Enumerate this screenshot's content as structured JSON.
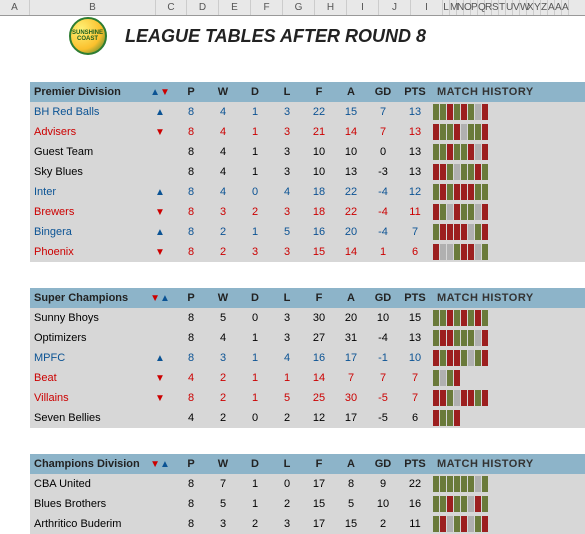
{
  "title": "LEAGUE TABLES AFTER ROUND 8",
  "col_letters": [
    "A",
    "B",
    "C",
    "D",
    "E",
    "F",
    "G",
    "H",
    "I",
    "J",
    "I",
    "L",
    "M",
    "N",
    "O",
    "P",
    "Q",
    "R",
    "S",
    "T",
    "U",
    "V",
    "W",
    "X",
    "Y",
    "Z",
    "A",
    "A",
    "A"
  ],
  "col_widths_main": [
    30,
    126,
    31,
    32,
    32,
    32,
    32,
    32,
    32,
    32,
    32
  ],
  "small_col_w": 7,
  "stat_cols": [
    "P",
    "W",
    "D",
    "L",
    "F",
    "A",
    "GD",
    "PTS"
  ],
  "history_label": "MATCH HISTORY",
  "arrows_header_ud": "▲▼",
  "arrows_header_du": "▼▲",
  "divisions": [
    {
      "name": "Premier Division",
      "arrow_order": "ud",
      "teams": [
        {
          "name": "BH Red Balls",
          "move": "up",
          "color": "blue",
          "P": 8,
          "W": 4,
          "D": 1,
          "L": 3,
          "F": 22,
          "A": 15,
          "GD": 7,
          "PTS": 13,
          "hist": [
            "w",
            "w",
            "l",
            "w",
            "l",
            "w",
            "d",
            "l"
          ]
        },
        {
          "name": "Advisers",
          "move": "down",
          "color": "red",
          "P": 8,
          "W": 4,
          "D": 1,
          "L": 3,
          "F": 21,
          "A": 14,
          "GD": 7,
          "PTS": 13,
          "hist": [
            "l",
            "w",
            "w",
            "l",
            "d",
            "w",
            "w",
            "l"
          ]
        },
        {
          "name": "Guest Team",
          "move": "",
          "color": "black",
          "P": 8,
          "W": 4,
          "D": 1,
          "L": 3,
          "F": 10,
          "A": 10,
          "GD": 0,
          "PTS": 13,
          "hist": [
            "w",
            "w",
            "l",
            "w",
            "w",
            "l",
            "d",
            "l"
          ]
        },
        {
          "name": "Sky Blues",
          "move": "",
          "color": "black",
          "P": 8,
          "W": 4,
          "D": 1,
          "L": 3,
          "F": 10,
          "A": 13,
          "GD": -3,
          "PTS": 13,
          "hist": [
            "l",
            "l",
            "w",
            "d",
            "w",
            "w",
            "l",
            "w"
          ]
        },
        {
          "name": "Inter",
          "move": "up",
          "color": "blue",
          "P": 8,
          "W": 4,
          "D": 0,
          "L": 4,
          "F": 18,
          "A": 22,
          "GD": -4,
          "PTS": 12,
          "hist": [
            "w",
            "l",
            "w",
            "l",
            "l",
            "l",
            "w",
            "w"
          ]
        },
        {
          "name": "Brewers",
          "move": "down",
          "color": "red",
          "P": 8,
          "W": 3,
          "D": 2,
          "L": 3,
          "F": 18,
          "A": 22,
          "GD": -4,
          "PTS": 11,
          "hist": [
            "l",
            "w",
            "d",
            "l",
            "w",
            "w",
            "d",
            "l"
          ]
        },
        {
          "name": "Bingera",
          "move": "up",
          "color": "blue",
          "P": 8,
          "W": 2,
          "D": 1,
          "L": 5,
          "F": 16,
          "A": 20,
          "GD": -4,
          "PTS": 7,
          "hist": [
            "w",
            "l",
            "l",
            "l",
            "l",
            "d",
            "w",
            "l"
          ]
        },
        {
          "name": "Phoenix",
          "move": "down",
          "color": "red",
          "P": 8,
          "W": 2,
          "D": 3,
          "L": 3,
          "F": 15,
          "A": 14,
          "GD": 1,
          "PTS": 6,
          "hist": [
            "l",
            "d",
            "d",
            "w",
            "l",
            "l",
            "d",
            "w"
          ]
        }
      ]
    },
    {
      "name": "Super Champions",
      "arrow_order": "du",
      "teams": [
        {
          "name": "Sunny Bhoys",
          "move": "",
          "color": "black",
          "P": 8,
          "W": 5,
          "D": 0,
          "L": 3,
          "F": 30,
          "A": 20,
          "GD": 10,
          "PTS": 15,
          "hist": [
            "w",
            "w",
            "l",
            "w",
            "l",
            "w",
            "l",
            "w"
          ]
        },
        {
          "name": "Optimizers",
          "move": "",
          "color": "black",
          "P": 8,
          "W": 4,
          "D": 1,
          "L": 3,
          "F": 27,
          "A": 31,
          "GD": -4,
          "PTS": 13,
          "hist": [
            "w",
            "l",
            "l",
            "w",
            "w",
            "w",
            "d",
            "l"
          ]
        },
        {
          "name": "MPFC",
          "move": "up",
          "color": "blue",
          "P": 8,
          "W": 3,
          "D": 1,
          "L": 4,
          "F": 16,
          "A": 17,
          "GD": -1,
          "PTS": 10,
          "hist": [
            "l",
            "w",
            "l",
            "l",
            "w",
            "d",
            "w",
            "l"
          ]
        },
        {
          "name": "Beat",
          "move": "down",
          "color": "red",
          "P": 4,
          "W": 2,
          "D": 1,
          "L": 1,
          "F": 14,
          "A": 7,
          "GD": 7,
          "PTS": 7,
          "hist": [
            "w",
            "d",
            "w",
            "l",
            "e",
            "e",
            "e",
            "e"
          ]
        },
        {
          "name": "Villains",
          "move": "down",
          "color": "red",
          "P": 8,
          "W": 2,
          "D": 1,
          "L": 5,
          "F": 25,
          "A": 30,
          "GD": -5,
          "PTS": 7,
          "hist": [
            "l",
            "l",
            "w",
            "d",
            "l",
            "l",
            "w",
            "l"
          ]
        },
        {
          "name": "Seven Bellies",
          "move": "",
          "color": "black",
          "P": 4,
          "W": 2,
          "D": 0,
          "L": 2,
          "F": 12,
          "A": 17,
          "GD": -5,
          "PTS": 6,
          "hist": [
            "l",
            "w",
            "w",
            "l",
            "e",
            "e",
            "e",
            "e"
          ]
        }
      ]
    },
    {
      "name": "Champions Division",
      "arrow_order": "du",
      "teams": [
        {
          "name": "CBA United",
          "move": "",
          "color": "black",
          "P": 8,
          "W": 7,
          "D": 1,
          "L": 0,
          "F": 17,
          "A": 8,
          "GD": 9,
          "PTS": 22,
          "hist": [
            "w",
            "w",
            "w",
            "w",
            "w",
            "w",
            "d",
            "w"
          ]
        },
        {
          "name": "Blues Brothers",
          "move": "",
          "color": "black",
          "P": 8,
          "W": 5,
          "D": 1,
          "L": 2,
          "F": 15,
          "A": 5,
          "GD": 10,
          "PTS": 16,
          "hist": [
            "w",
            "w",
            "l",
            "w",
            "w",
            "d",
            "l",
            "w"
          ]
        },
        {
          "name": "Arthritico Buderim",
          "move": "",
          "color": "black",
          "P": 8,
          "W": 3,
          "D": 2,
          "L": 3,
          "F": 17,
          "A": 15,
          "GD": 2,
          "PTS": 11,
          "hist": [
            "w",
            "l",
            "d",
            "w",
            "l",
            "d",
            "w",
            "l"
          ]
        }
      ]
    }
  ]
}
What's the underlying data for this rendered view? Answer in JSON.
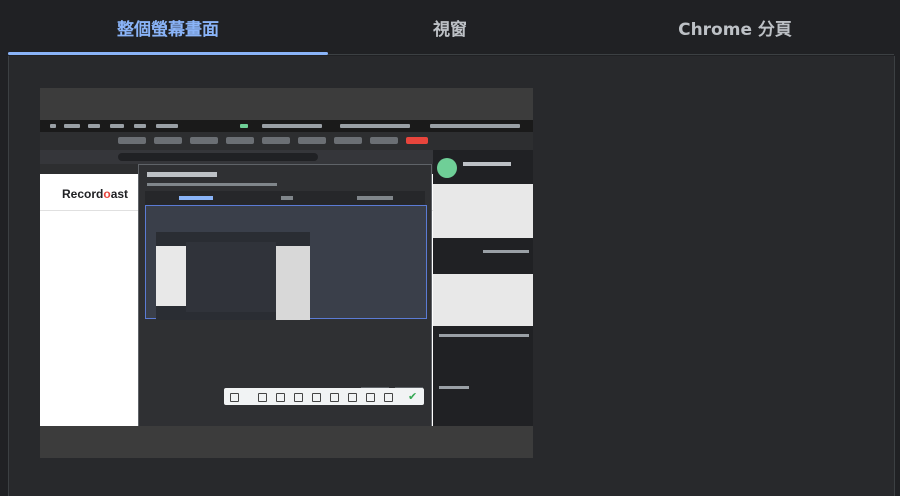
{
  "tabs": [
    {
      "label": "整個螢幕畫面",
      "active": true
    },
    {
      "label": "視窗",
      "active": false
    },
    {
      "label": "Chrome 分頁",
      "active": false
    }
  ],
  "thumbnail": {
    "logo_text_a": "Record",
    "logo_text_o": "o",
    "logo_text_b": "ast"
  },
  "colors": {
    "accent": "#8ab4f8",
    "background": "#202124",
    "panel": "#28292c",
    "tab_inactive": "#bdc1c6"
  }
}
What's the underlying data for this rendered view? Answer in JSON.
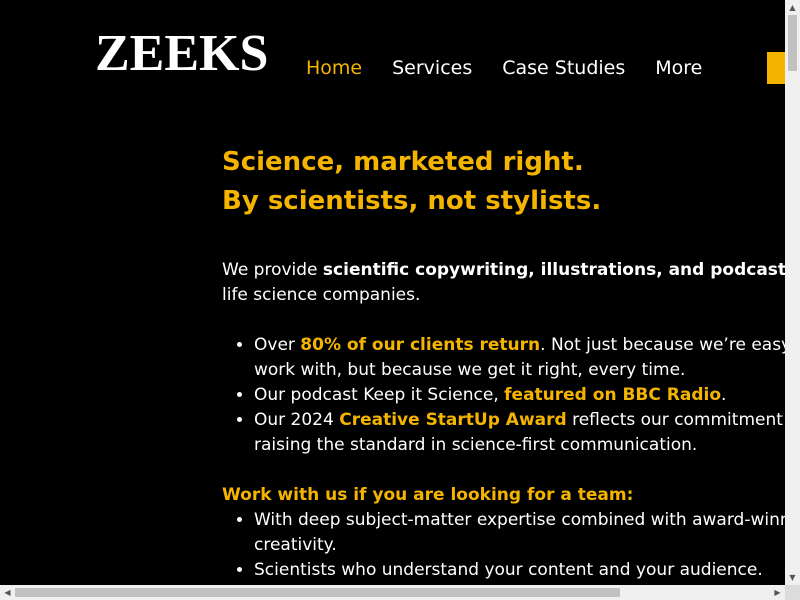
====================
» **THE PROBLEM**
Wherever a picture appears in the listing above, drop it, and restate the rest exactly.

» **ANSWER FOR THE TASK**
Enumerate this screenshot's content as structured JSON.
{
  "title": "LEAGUE TABLES AFTER ROUND 8",
  "col_letters": [
    "A",
    "B",
    "C",
    "D",
    "E",
    "F",
    "G",
    "H",
    "I",
    "J",
    "I",
    "L",
    "M",
    "N",
    "O",
    "P",
    "Q",
    "R",
    "S",
    "T",
    "U",
    "V",
    "W",
    "X",
    "Y",
    "Z",
    "A",
    "A",
    "A"
  ],
  "col_widths_main": [
    30,
    126,
    31,
    32,
    32,
    32,
    32,
    32,
    32,
    32,
    32
  ],
  "small_col_w": 7,
  "stat_cols": [
    "P",
    "W",
    "D",
    "L",
    "F",
    "A",
    "GD",
    "PTS"
  ],
  "history_label": "MATCH HISTORY",
  "arrows_header_ud": "▲▼",
  "arrows_header_du": "▼▲",
  "divisions": [
    {
      "name": "Premier Division",
      "arrow_order": "ud",
      "teams": [
        {
          "name": "BH Red Balls",
          "move": "up",
          "color": "blue",
          "P": 8,
          "W": 4,
          "D": 1,
          "L": 3,
          "F": 22,
          "A": 15,
          "GD": 7,
          "PTS": 13,
          "hist": [
            "w",
            "w",
            "l",
            "w",
            "l",
            "w",
            "d",
            "l"
          ]
        },
        {
          "name": "Advisers",
          "move": "down",
          "color": "red",
          "P": 8,
          "W": 4,
          "D": 1,
          "L": 3,
          "F": 21,
          "A": 14,
          "GD": 7,
          "PTS": 13,
          "hist": [
            "l",
            "w",
            "w",
            "l",
            "d",
            "w",
            "w",
            "l"
          ]
        },
        {
          "name": "Guest Team",
          "move": "",
          "color": "black",
          "P": 8,
          "W": 4,
          "D": 1,
          "L": 3,
          "F": 10,
          "A": 10,
          "GD": 0,
          "PTS": 13,
          "hist": [
            "w",
            "w",
            "l",
            "w",
            "w",
            "l",
            "d",
            "l"
          ]
        },
        {
          "name": "Sky Blues",
          "move": "",
          "color": "black",
          "P": 8,
          "W": 4,
          "D": 1,
          "L": 3,
          "F": 10,
          "A": 13,
          "GD": -3,
          "PTS": 13,
          "hist": [
            "l",
            "l",
            "w",
            "d",
            "w",
            "w",
            "l",
            "w"
          ]
        },
        {
          "name": "Inter",
          "move": "up",
          "color": "blue",
          "P": 8,
          "W": 4,
          "D": 0,
          "L": 4,
          "F": 18,
          "A": 22,
          "GD": -4,
          "PTS": 12,
          "hist": [
            "w",
            "l",
            "w",
            "l",
            "l",
            "l",
            "w",
            "w"
          ]
        },
        {
          "name": "Brewers",
          "move": "down",
          "color": "red",
          "P": 8,
          "W": 3,
          "D": 2,
          "L": 3,
          "F": 18,
          "A": 22,
          "GD": -4,
          "PTS": 11,
          "hist": [
            "l",
            "w",
            "d",
            "l",
            "w",
            "w",
            "d",
            "l"
          ]
        },
        {
          "name": "Bingera",
          "move": "up",
          "color": "blue",
          "P": 8,
          "W": 2,
          "D": 1,
          "L": 5,
          "F": 16,
          "A": 20,
          "GD": -4,
          "PTS": 7,
          "hist": [
            "w",
            "l",
            "l",
            "l",
            "l",
            "d",
            "w",
            "l"
          ]
        },
        {
          "name": "Phoenix",
          "move": "down",
          "color": "red",
          "P": 8,
          "W": 2,
          "D": 3,
          "L": 3,
          "F": 15,
          "A": 14,
          "GD": 1,
          "PTS": 6,
          "hist": [
            "l",
            "d",
            "d",
            "w",
            "l",
            "l",
            "d",
            "w"
          ]
        }
      ]
    },
    {
      "name": "Super Champions",
      "arrow_order": "du",
      "teams": [
        {
          "name": "Sunny Bhoys",
          "move": "",
          "color": "black",
          "P": 8,
          "W": 5,
          "D": 0,
          "L": 3,
          "F": 30,
          "A": 20,
          "GD": 10,
          "PTS": 15,
          "hist": [
            "w",
            "w",
            "l",
            "w",
            "l",
            "w",
            "l",
            "w"
          ]
        },
        {
          "name": "Optimizers",
          "move": "",
          "color": "black",
          "P": 8,
          "W": 4,
          "D": 1,
          "L": 3,
          "F": 27,
          "A": 31,
          "GD": -4,
          "PTS": 13,
          "hist": [
            "w",
            "l",
            "l",
            "w",
            "w",
            "w",
            "d",
            "l"
          ]
        },
        {
          "name": "MPFC",
          "move": "up",
          "color": "blue",
          "P": 8,
          "W": 3,
          "D": 1,
          "L": 4,
          "F": 16,
          "A": 17,
          "GD": -1,
          "PTS": 10,
          "hist": [
            "l",
            "w",
            "l",
            "l",
            "w",
            "d",
            "w",
            "l"
          ]
        },
        {
          "name": "Beat",
          "move": "down",
          "color": "red",
          "P": 4,
          "W": 2,
          "D": 1,
          "L": 1,
          "F": 14,
          "A": 7,
          "GD": 7,
          "PTS": 7,
          "hist": [
            "w",
            "d",
            "w",
            "l",
            "e",
            "e",
            "e",
            "e"
          ]
        },
        {
          "name": "Villains",
          "move": "down",
          "color": "red",
          "P": 8,
          "W": 2,
          "D": 1,
          "L": 5,
          "F": 25,
          "A": 30,
          "GD": -5,
          "PTS": 7,
          "hist": [
            "l",
            "l",
            "w",
            "d",
            "l",
            "l",
            "w",
            "l"
          ]
        },
        {
          "name": "Seven Bellies",
          "move": "",
          "color": "black",
          "P": 4,
          "W": 2,
          "D": 0,
          "L": 2,
          "F": 12,
          "A": 17,
          "GD": -5,
          "PTS": 6,
          "hist": [
            "l",
            "w",
            "w",
            "l",
            "e",
            "e",
            "e",
            "e"
          ]
        }
      ]
    },
    {
      "name": "Champions Division",
      "arrow_order": "du",
      "teams": [
        {
          "name": "CBA United",
          "move": "",
          "color": "black",
          "P": 8,
          "W": 7,
          "D": 1,
          "L": 0,
          "F": 17,
          "A": 8,
          "GD": 9,
          "PTS": 22,
          "hist": [
            "w",
            "w",
            "w",
            "w",
            "w",
            "w",
            "d",
            "w"
          ]
        },
        {
          "name": "Blues Brothers",
          "move": "",
          "color": "black",
          "P": 8,
          "W": 5,
          "D": 1,
          "L": 2,
          "F": 15,
          "A": 5,
          "GD": 10,
          "PTS": 16,
          "hist": [
            "w",
            "w",
            "l",
            "w",
            "w",
            "d",
            "l",
            "w"
          ]
        },
        {
          "name": "Arthritico Buderim",
          "move": "",
          "color": "black",
          "P": 8,
          "W": 3,
          "D": 2,
          "L": 3,
          "F": 17,
          "A": 15,
          "GD": 2,
          "PTS": 11,
          "hist": [
            "w",
            "l",
            "d",
            "w",
            "l",
            "d",
            "w",
            "l"
          ]
        }
      ]
    }
  ]
}
What's the underlying data for this rendered view? Answer in JSON.
{
  "tabs": [
    {
      "label": "整個螢幕畫面",
      "active": true
    },
    {
      "label": "視窗",
      "active": false
    },
    {
      "label": "Chrome 分頁",
      "active": false
    }
  ],
  "thumbnail": {
    "logo_text_a": "Record",
    "logo_text_o": "o",
    "logo_text_b": "ast"
  },
  "colors": {
    "accent": "#8ab4f8",
    "background": "#202124",
    "panel": "#28292c",
    "tab_inactive": "#bdc1c6"
  }
}
What's the underlying data for this rendered view? Answer in JSON.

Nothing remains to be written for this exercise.